* [Task]:
Word for word, output the data, with none of its pictures.

* [Items from an interface collection]:
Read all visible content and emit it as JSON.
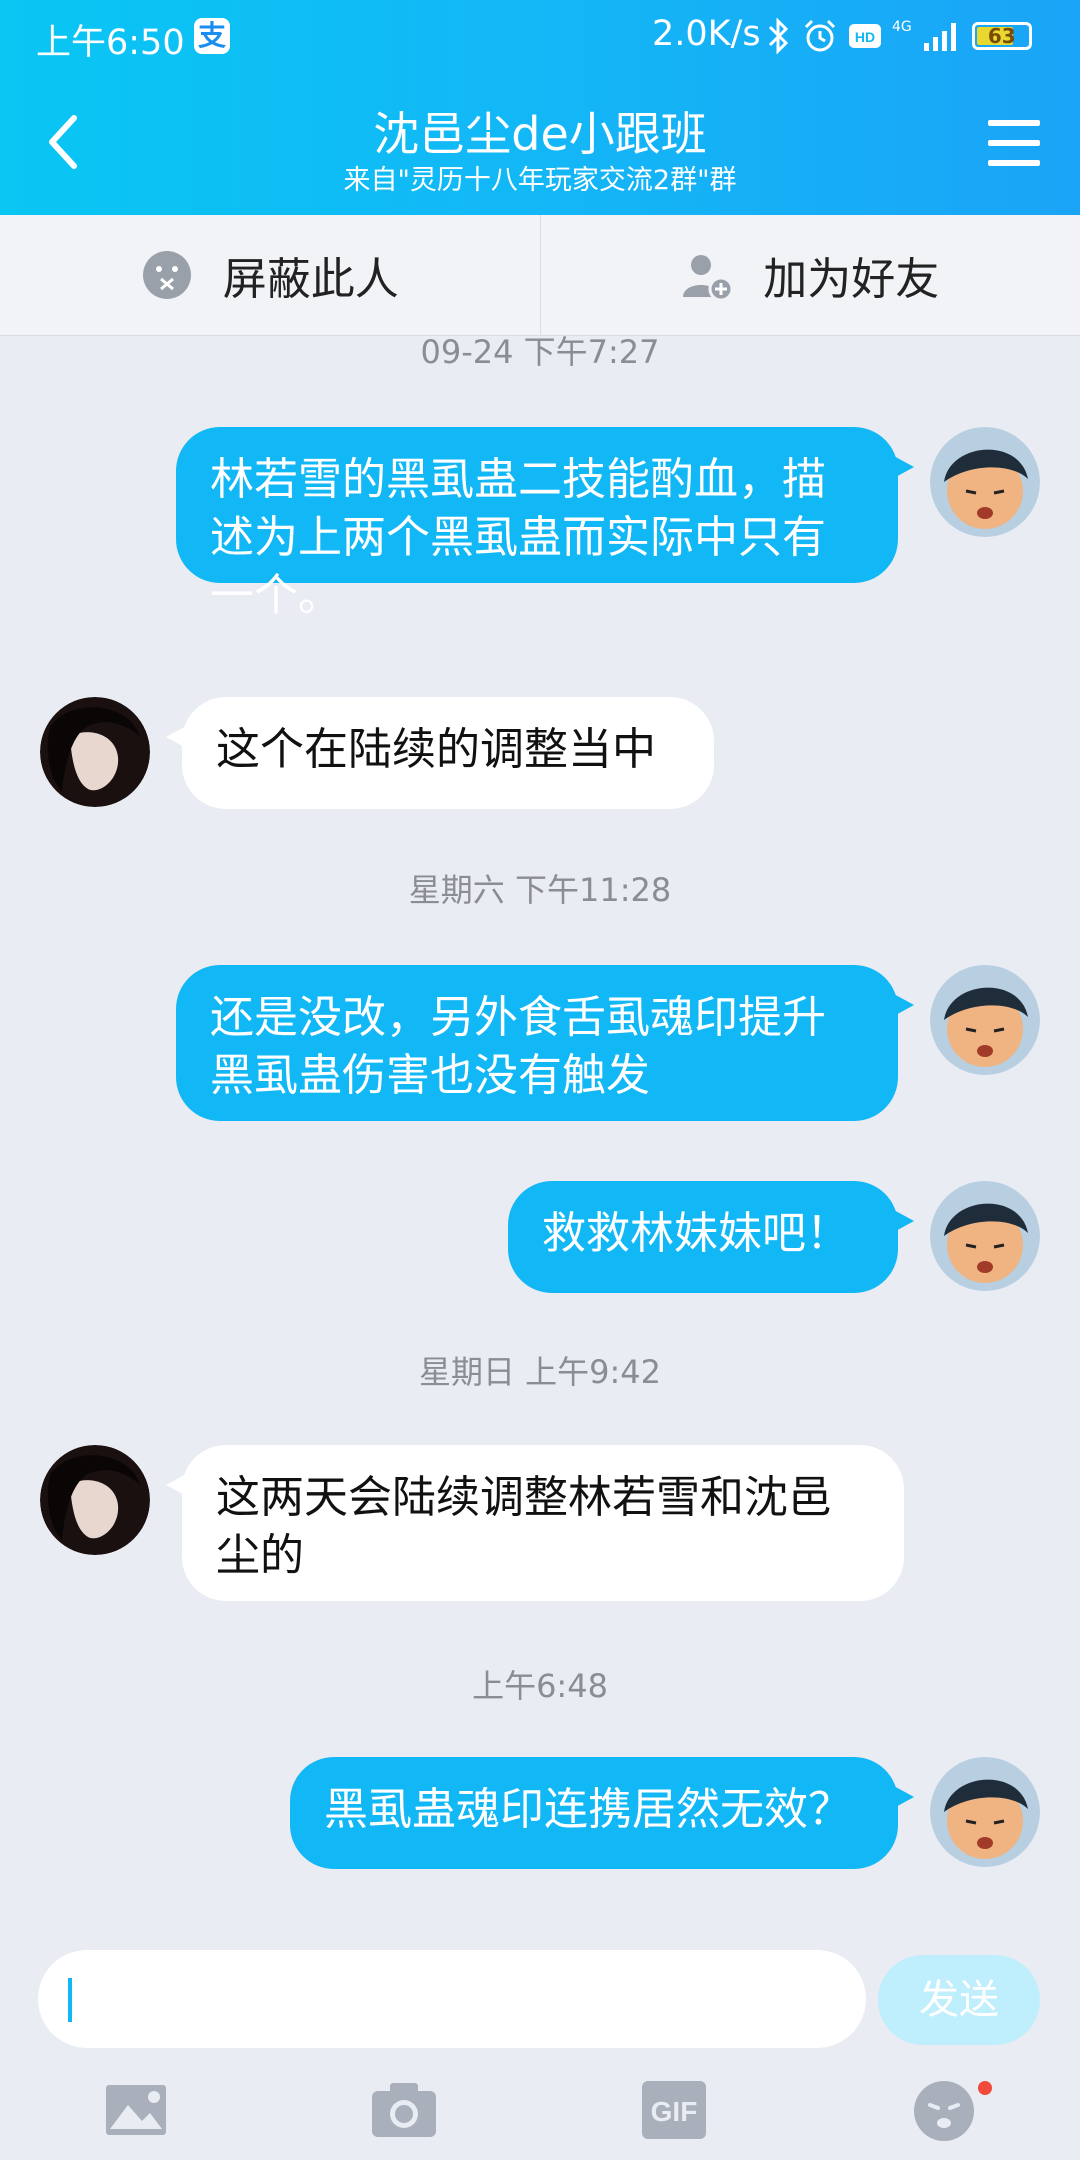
{
  "status_bar": {
    "time": "上午6:50",
    "alipay_badge": "支",
    "speed": "2.0K/s",
    "network": "4G",
    "battery": "63"
  },
  "nav": {
    "title": "沈邑尘de小跟班",
    "subtitle": "来自\"灵历十八年玩家交流2群\"群"
  },
  "actions": {
    "block_label": "屏蔽此人",
    "add_friend_label": "加为好友"
  },
  "messages": [
    {
      "type": "timestamp",
      "text": "09-24  下午7:27"
    },
    {
      "type": "me",
      "text": "林若雪的黑虱蛊二技能酌血，描述为上两个黑虱蛊而实际中只有一个。"
    },
    {
      "type": "them",
      "text": "这个在陆续的调整当中"
    },
    {
      "type": "timestamp",
      "text": "星期六  下午11:28"
    },
    {
      "type": "me",
      "text": "还是没改，另外食舌虱魂印提升黑虱蛊伤害也没有触发"
    },
    {
      "type": "me",
      "text": "救救林妹妹吧！"
    },
    {
      "type": "timestamp",
      "text": "星期日  上午9:42"
    },
    {
      "type": "them",
      "text": "这两天会陆续调整林若雪和沈邑尘的"
    },
    {
      "type": "timestamp",
      "text": "上午6:48"
    },
    {
      "type": "me",
      "text": "黑虱蛊魂印连携居然无效？"
    }
  ],
  "input": {
    "send_label": "发送",
    "gif_label": "GIF"
  },
  "colors": {
    "accent": "#12b7f5",
    "background": "#e9ecf2"
  }
}
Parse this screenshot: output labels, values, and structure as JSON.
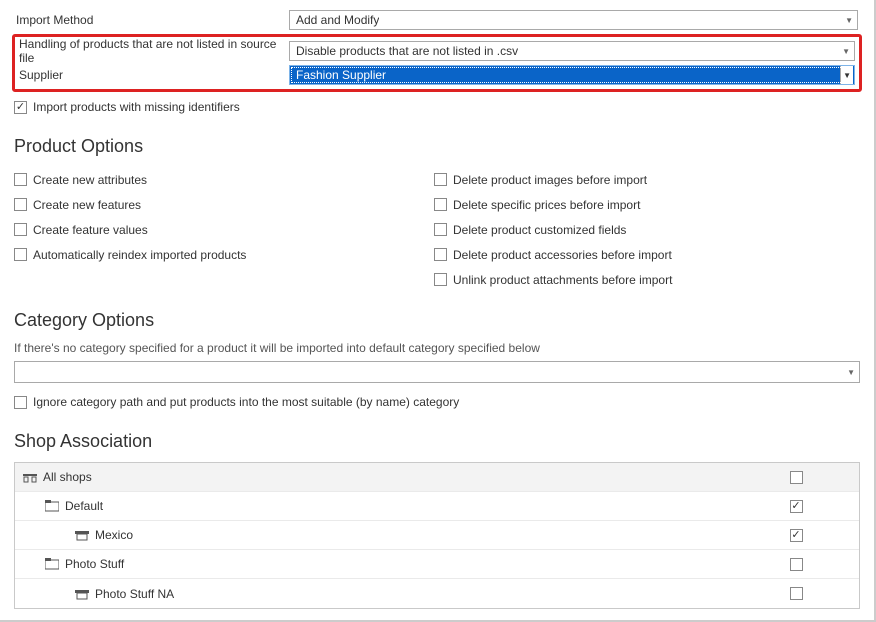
{
  "form": {
    "import_method": {
      "label": "Import Method",
      "value": "Add and Modify"
    },
    "handling": {
      "label": "Handling of products that are not listed in source file",
      "value": "Disable products that are not listed in .csv"
    },
    "supplier": {
      "label": "Supplier",
      "value": "Fashion Supplier"
    },
    "import_missing": {
      "label": "Import products with missing identifiers"
    }
  },
  "sections": {
    "product_options": "Product Options",
    "category_options": "Category Options",
    "shop_association": "Shop Association"
  },
  "product_options_left": [
    "Create new attributes",
    "Create new features",
    "Create feature values",
    "Automatically reindex imported products"
  ],
  "product_options_right": [
    "Delete product images before import",
    "Delete specific prices before import",
    "Delete product customized fields",
    "Delete product accessories before import",
    "Unlink product attachments before import"
  ],
  "category": {
    "help": "If there's no category specified for a product it will be imported into default category specified below",
    "ignore_path": "Ignore category path and put products into the most suitable (by name) category"
  },
  "shops": {
    "all": "All shops",
    "n1": "Default",
    "n1a": "Mexico",
    "n2": "Photo Stuff",
    "n2a": "Photo Stuff NA"
  }
}
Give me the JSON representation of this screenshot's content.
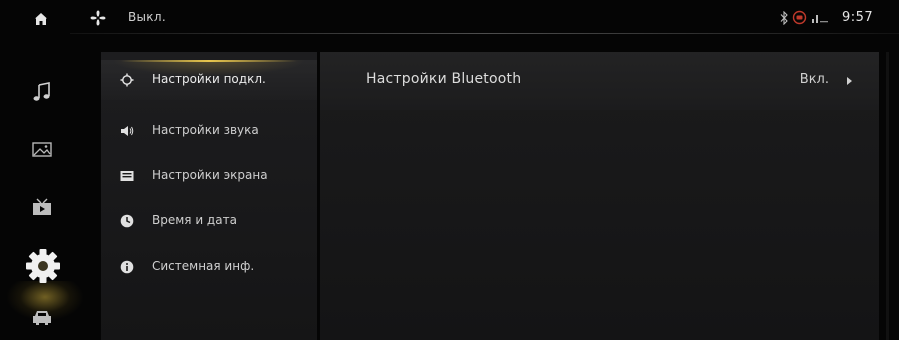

* [Answer space]:
Read all visible content and emit it as JSON.
{
  "status_bar": {
    "time": "上午6:50",
    "alipay_badge": "支",
    "speed": "2.0K/s",
    "network": "4G",
    "battery": "63"
  },
  "nav": {
    "title": "沈邑尘de小跟班",
    "subtitle": "来自\"灵历十八年玩家交流2群\"群"
  },
  "actions": {
    "block_label": "屏蔽此人",
    "add_friend_label": "加为好友"
  },
  "messages": [
    {
      "type": "timestamp",
      "text": "09-24  下午7:27"
    },
    {
      "type": "me",
      "text": "林若雪的黑虱蛊二技能酌血，描述为上两个黑虱蛊而实际中只有一个。"
    },
    {
      "type": "them",
      "text": "这个在陆续的调整当中"
    },
    {
      "type": "timestamp",
      "text": "星期六  下午11:28"
    },
    {
      "type": "me",
      "text": "还是没改，另外食舌虱魂印提升黑虱蛊伤害也没有触发"
    },
    {
      "type": "me",
      "text": "救救林妹妹吧！"
    },
    {
      "type": "timestamp",
      "text": "星期日  上午9:42"
    },
    {
      "type": "them",
      "text": "这两天会陆续调整林若雪和沈邑尘的"
    },
    {
      "type": "timestamp",
      "text": "上午6:48"
    },
    {
      "type": "me",
      "text": "黑虱蛊魂印连携居然无效？"
    }
  ],
  "input": {
    "send_label": "发送",
    "gif_label": "GIF"
  },
  "colors": {
    "accent": "#12b7f5",
    "background": "#e9ecf2"
  }
}
Parse this screenshot: output labels, values, and structure as JSON.
{
  "form": {
    "import_method": {
      "label": "Import Method",
      "value": "Add and Modify"
    },
    "handling": {
      "label": "Handling of products that are not listed in source file",
      "value": "Disable products that are not listed in .csv"
    },
    "supplier": {
      "label": "Supplier",
      "value": "Fashion Supplier"
    },
    "import_missing": {
      "label": "Import products with missing identifiers"
    }
  },
  "sections": {
    "product_options": "Product Options",
    "category_options": "Category Options",
    "shop_association": "Shop Association"
  },
  "product_options_left": [
    "Create new attributes",
    "Create new features",
    "Create feature values",
    "Automatically reindex imported products"
  ],
  "product_options_right": [
    "Delete product images before import",
    "Delete specific prices before import",
    "Delete product customized fields",
    "Delete product accessories before import",
    "Unlink product attachments before import"
  ],
  "category": {
    "help": "If there's no category specified for a product it will be imported into default category specified below",
    "ignore_path": "Ignore category path and put products into the most suitable (by name) category"
  },
  "shops": {
    "all": "All shops",
    "n1": "Default",
    "n1a": "Mexico",
    "n2": "Photo Stuff",
    "n2a": "Photo Stuff NA"
  }
}
Give me the JSON representation of this screenshot's content.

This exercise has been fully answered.